  (Mr Berryman) There are no gold-plated lifts -- I hope there is nothing gold-plated anywhere on the railway but certainly no gold-plated lifts. The kind of lifts used depends on the layout of the building you are serving. For example, do you have the door at one side or the kind of lift where you go in on one side and come out the other? I am sure you are familiar with that kind of structure you get sometimes. There are also issues with lifts and the power supply to the lift, how easy it is to get power supply, and foundations required for the lift tower, so there is not really a standard answer to the question. It depends very much on the circumstances.

  1074. What proportion of the £12 million would be spent on the lift itself?
  (Mr Berryman) Off the top of my head it would probably be under half a million on each lift, so a million on the two lifts, on the actual lift mechanism and car and so on.

  1075. CHAIRMAN: Half a million per lift?
  (Mr Berryman) Yes.

  1076. BARONESS FOOKES: Would it be two lifts?
  (Mr Berryman) Two, yes. Can I just say that these lifts are relatively low rise, so the figure for lifts in the central stations which are high rise lifts would be different.

  1077. LORD JONES OF CHELTENHAM: Can I take you back a step? You said that if you did have to produce step-free access here you could do it at the same time as you were upgrading, say, Stratford.
  (Mr Berryman) That is not quite what I said, my Lord. What I said was that during the possession work you may be able to overlap possessions and use the same possession for two bits of work and that really related only to the actual interruption of the line rather than rest of the works.

  1078. You said it might take six weekends to do this work.

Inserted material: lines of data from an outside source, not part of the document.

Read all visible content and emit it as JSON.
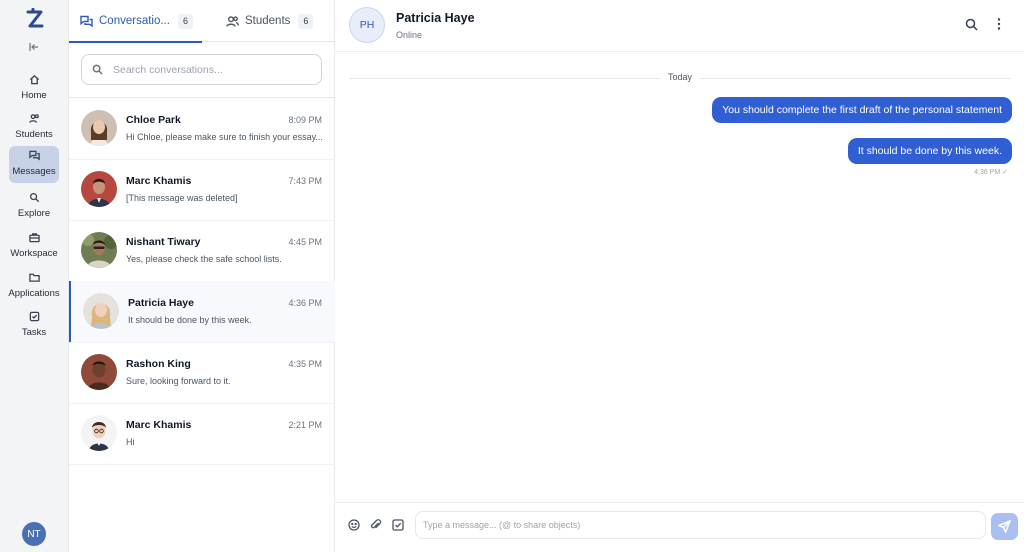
{
  "colors": {
    "accent": "#2b5bb8",
    "bubble": "#2f5fd3",
    "active_nav": "#c7d2e8"
  },
  "rail": {
    "logo_icon": "z-logo",
    "collapse_icon": "collapse-left-icon",
    "items": [
      {
        "label": "Home",
        "icon": "home-icon"
      },
      {
        "label": "Students",
        "icon": "students-icon"
      },
      {
        "label": "Messages",
        "icon": "messages-icon",
        "active": true
      },
      {
        "label": "Explore",
        "icon": "search-icon"
      },
      {
        "label": "Workspace",
        "icon": "briefcase-icon"
      },
      {
        "label": "Applications",
        "icon": "folder-icon"
      },
      {
        "label": "Tasks",
        "icon": "checkbox-icon"
      }
    ],
    "user_initials": "NT"
  },
  "tabs": {
    "conversations": {
      "label": "Conversatio...",
      "count": "6"
    },
    "students": {
      "label": "Students",
      "count": "6"
    }
  },
  "search": {
    "placeholder": "Search conversations..."
  },
  "conversations": [
    {
      "name": "Chloe Park",
      "time": "8:09 PM",
      "preview": "Hi Chloe, please make sure to finish your essay..."
    },
    {
      "name": "Marc Khamis",
      "time": "7:43 PM",
      "preview": "[This message was deleted]"
    },
    {
      "name": "Nishant Tiwary",
      "time": "4:45 PM",
      "preview": "Yes, please check the safe school lists."
    },
    {
      "name": "Patricia Haye",
      "time": "4:36 PM",
      "preview": "It should be done by this week.",
      "active": true
    },
    {
      "name": "Rashon King",
      "time": "4:35 PM",
      "preview": "Sure, looking forward to it."
    },
    {
      "name": "Marc Khamis",
      "time": "2:21 PM",
      "preview": "Hi"
    }
  ],
  "chat": {
    "initials": "PH",
    "name": "Patricia Haye",
    "status": "Online",
    "date_divider": "Today",
    "messages": [
      {
        "text": "You should complete the first draft of the personal statement"
      },
      {
        "text": "It should be done by this week."
      }
    ],
    "last_meta": "4:36 PM ✓",
    "composer_placeholder": "Type a message... (@ to share objects)"
  }
}
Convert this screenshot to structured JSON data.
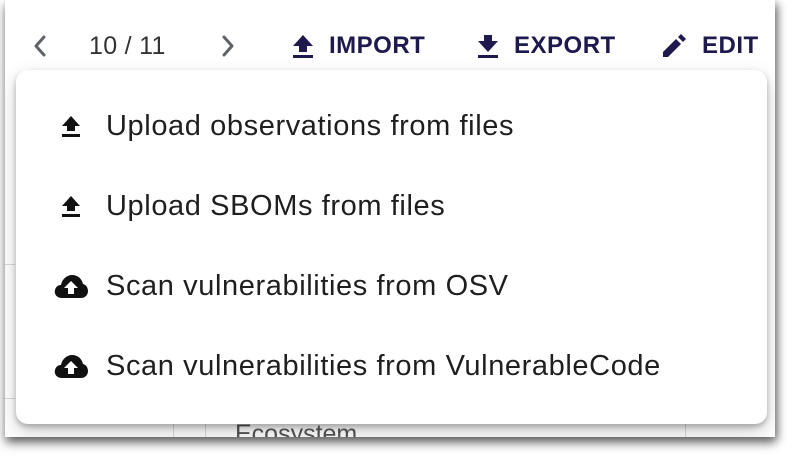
{
  "toolbar": {
    "prev_icon": "chevron-left-icon",
    "next_icon": "chevron-right-icon",
    "pager_text": "10 / 11",
    "import_label": "IMPORT",
    "import_icon": "upload-icon",
    "export_label": "EXPORT",
    "export_icon": "download-icon",
    "edit_label": "EDIT",
    "edit_icon": "pencil-icon",
    "accent_color": "#1e1a4d"
  },
  "menu": {
    "items": [
      {
        "label": "Upload observations from files",
        "icon": "upload-icon"
      },
      {
        "label": "Upload SBOMs from files",
        "icon": "upload-icon"
      },
      {
        "label": "Scan vulnerabilities from OSV",
        "icon": "cloud-upload-icon"
      },
      {
        "label": "Scan vulnerabilities from VulnerableCode",
        "icon": "cloud-upload-icon"
      }
    ]
  },
  "background": {
    "partial_label": "Ecosystem"
  }
}
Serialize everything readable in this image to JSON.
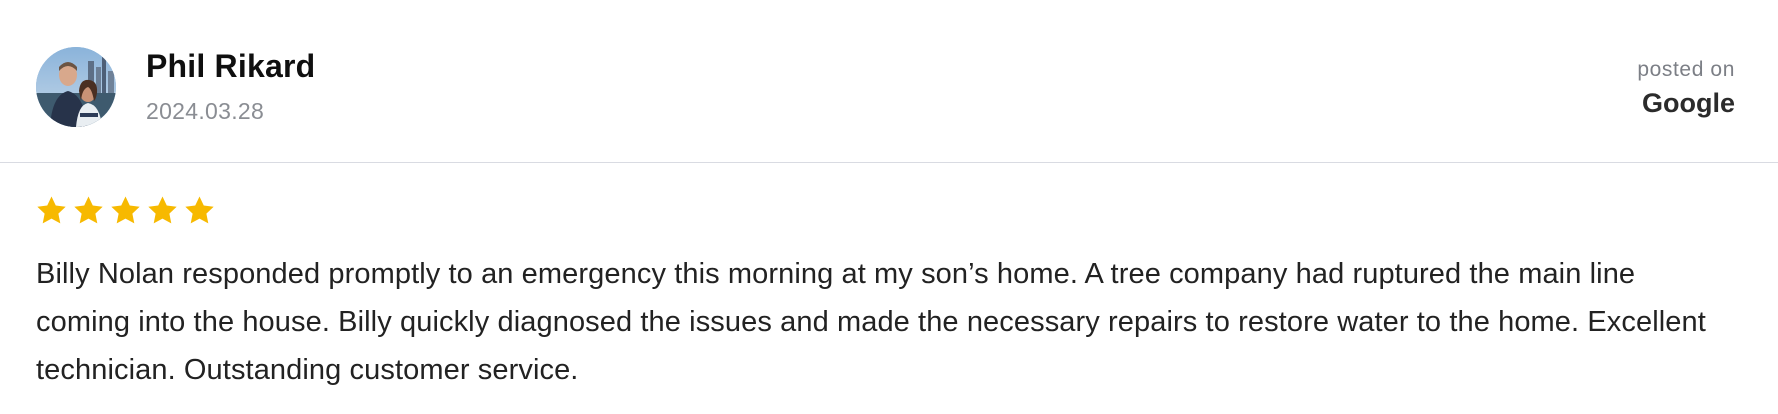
{
  "review": {
    "author_name": "Phil Rikard",
    "date": "2024.03.28",
    "posted_on_label": "posted on",
    "platform": "Google",
    "rating": 5,
    "rating_max": 5,
    "star_color": "#F7B900",
    "text": "Billy Nolan responded promptly to an emergency this morning at my son’s home. A tree company had ruptured the main line coming into the house. Billy quickly diagnosed the issues and made the necessary repairs to restore water to the home. Excellent technician. Outstanding customer service."
  },
  "icons": {
    "avatar": "avatar-photo",
    "star": "star-icon"
  }
}
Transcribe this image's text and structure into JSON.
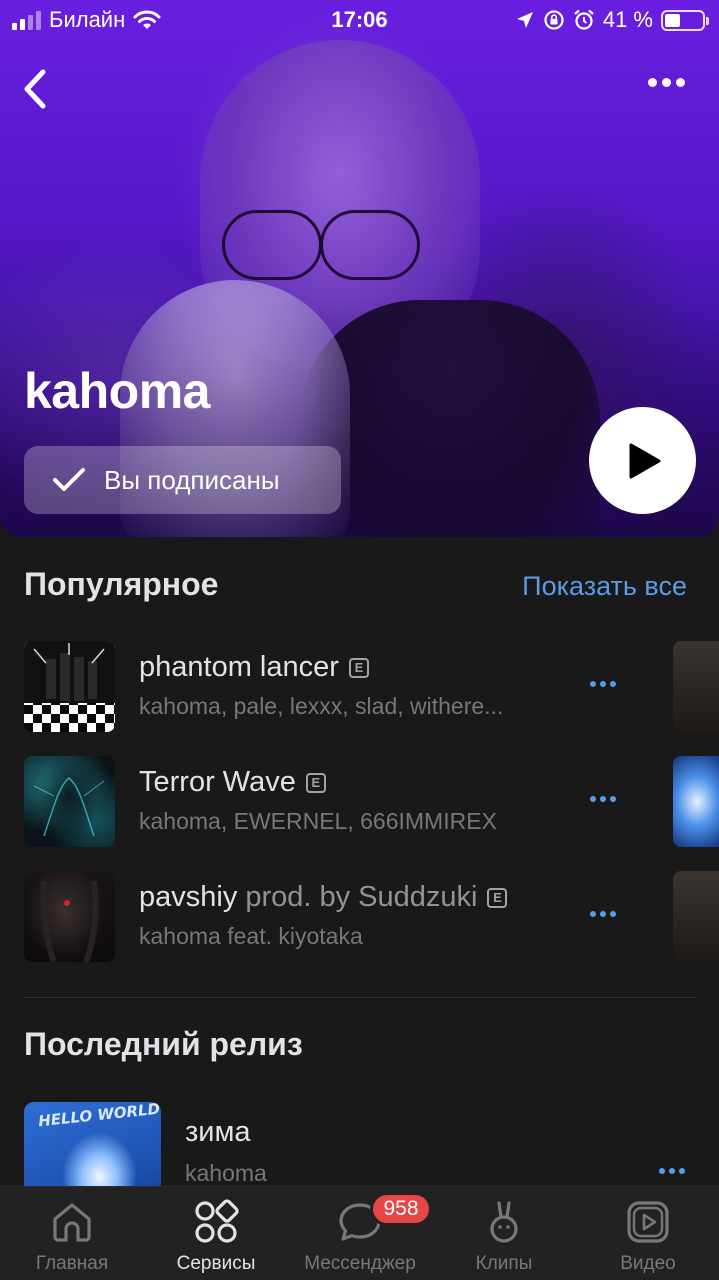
{
  "status_bar": {
    "carrier": "Билайн",
    "time": "17:06",
    "battery": "41 %",
    "battery_level": 0.41,
    "icons": [
      "signal-icon",
      "wifi-icon",
      "location-icon",
      "lock-rotation-icon",
      "alarm-icon",
      "battery-icon"
    ]
  },
  "header": {
    "back_icon": "chevron-left-icon",
    "more_icon": "more-horizontal-icon"
  },
  "artist": {
    "name": "kahoma",
    "follow_label": "Вы подписаны",
    "follow_icon": "check-icon",
    "play_icon": "play-icon"
  },
  "popular": {
    "title": "Популярное",
    "show_all": "Показать все",
    "tracks": [
      {
        "title": "phantom lancer",
        "subtitle": "",
        "explicit": "E",
        "artists": "kahoma, pale, lexxx, slad, withere..."
      },
      {
        "title": "Terror Wave",
        "subtitle": "",
        "explicit": "E",
        "artists": "kahoma, EWERNEL, 666IMMIREX"
      },
      {
        "title": "pavshiy",
        "subtitle": "prod. by Suddzuki",
        "explicit": "E",
        "artists": "kahoma feat. kiyotaka"
      }
    ]
  },
  "latest_release": {
    "title": "Последний релиз",
    "album_title": "зима",
    "album_artist": "kahoma",
    "cover_text": "HELLO WORLD"
  },
  "tabbar": {
    "tabs": [
      {
        "label": "Главная",
        "icon": "home-icon"
      },
      {
        "label": "Сервисы",
        "icon": "services-icon",
        "active": true
      },
      {
        "label": "Мессенджер",
        "icon": "messenger-icon"
      },
      {
        "label": "Клипы",
        "icon": "clips-icon"
      },
      {
        "label": "Видео",
        "icon": "video-icon"
      }
    ],
    "messenger_badge": "958"
  },
  "colors": {
    "accent": "#5a9be6",
    "badge": "#e64646",
    "background": "#191919",
    "hero": "#5518c8"
  }
}
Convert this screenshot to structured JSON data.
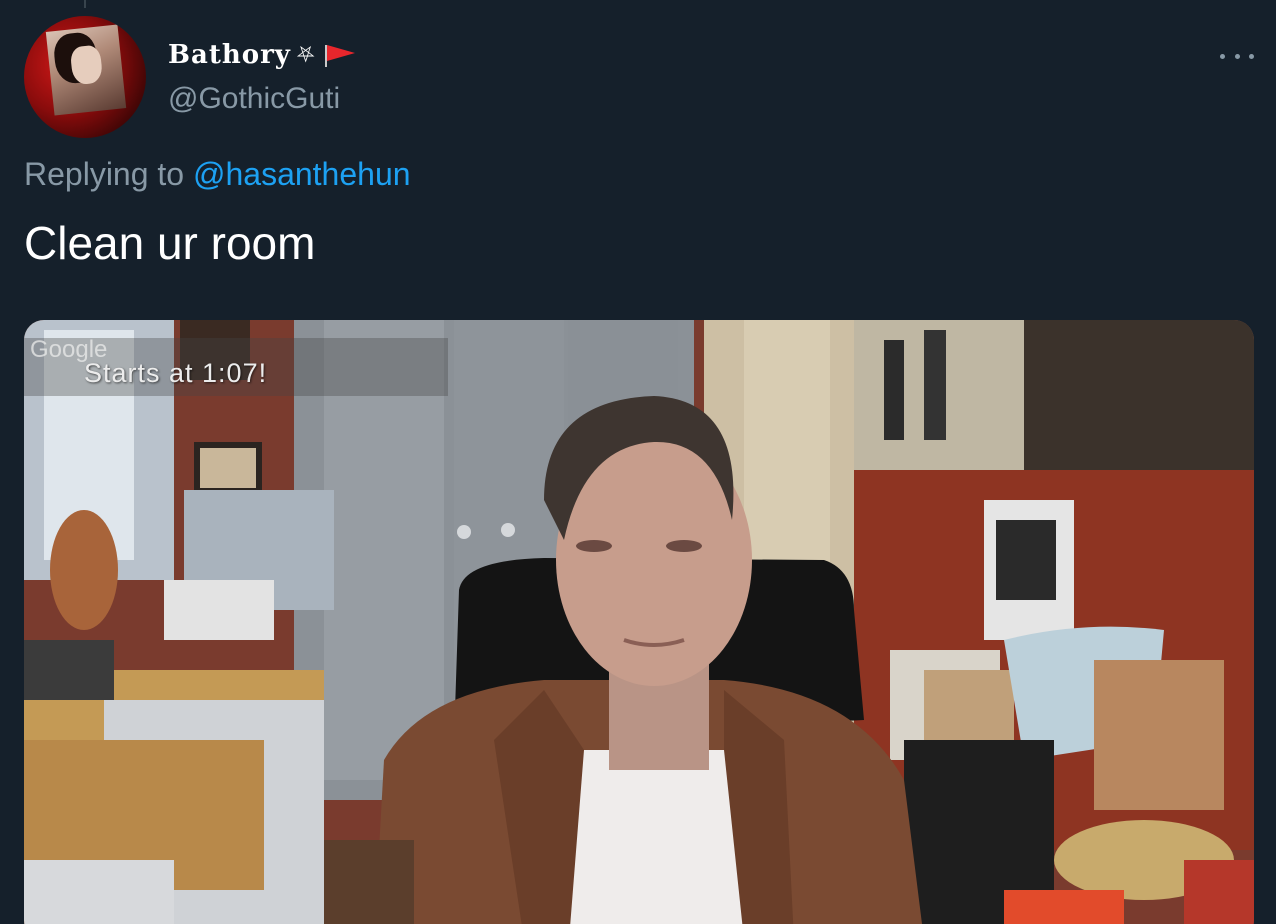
{
  "tweet": {
    "display_name": "Bathory",
    "name_emoji_pentagram": "⛧",
    "name_emoji_flag": "red-flag-icon",
    "handle": "@GothicGuti",
    "replying_prefix": "Replying to ",
    "replying_handle": "@hasanthehun",
    "text": "Clean ur room",
    "more_icon": "more-horizontal-icon"
  },
  "media": {
    "overlay_google": "Google",
    "overlay_caption": "Starts at 1:07!"
  },
  "colors": {
    "background": "#15202b",
    "secondary_text": "#8899a6",
    "link": "#1da1f2",
    "primary_text": "#ffffff"
  }
}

How many weekends have you planned to take the line for upgrading the other stations?
  (Mr Berryman) We do not have detailed plans for that just now.

  1079. But there will be some?
  (Mr Berryman) It will be a significant number. The main works on the Great Eastern are at Stratford, making the connection between the existing lines and the new ones, where we will probably need one very long weekend which will be Christmas or an Easter break. On the Great Eastern side there are not too many possessions required because the works here, as we will see later when we get on to the Great Western, are much more modest than they are on the Great Western, simply because we plan to take over the railway more or less as is and just use it for a very similar train service to that which runs now.



8   Crossrail Ref: P8, Manor Park Station-Extent of demolition (NEWMLB-53_04-012) Back

9   Crossrail Ref: P8, Manor Park Station-Platform level facing west (NEWMLB-53_04-008) Back

10   Crossrail Ref: P8, Manor Park Station-Platform level facing east (NEWMLB-53_04-009) Back


 
previous page contents next page

House of Lords home page Parliament home page House of Commons home page search page enquiries index

© Parliamentary copyright 2008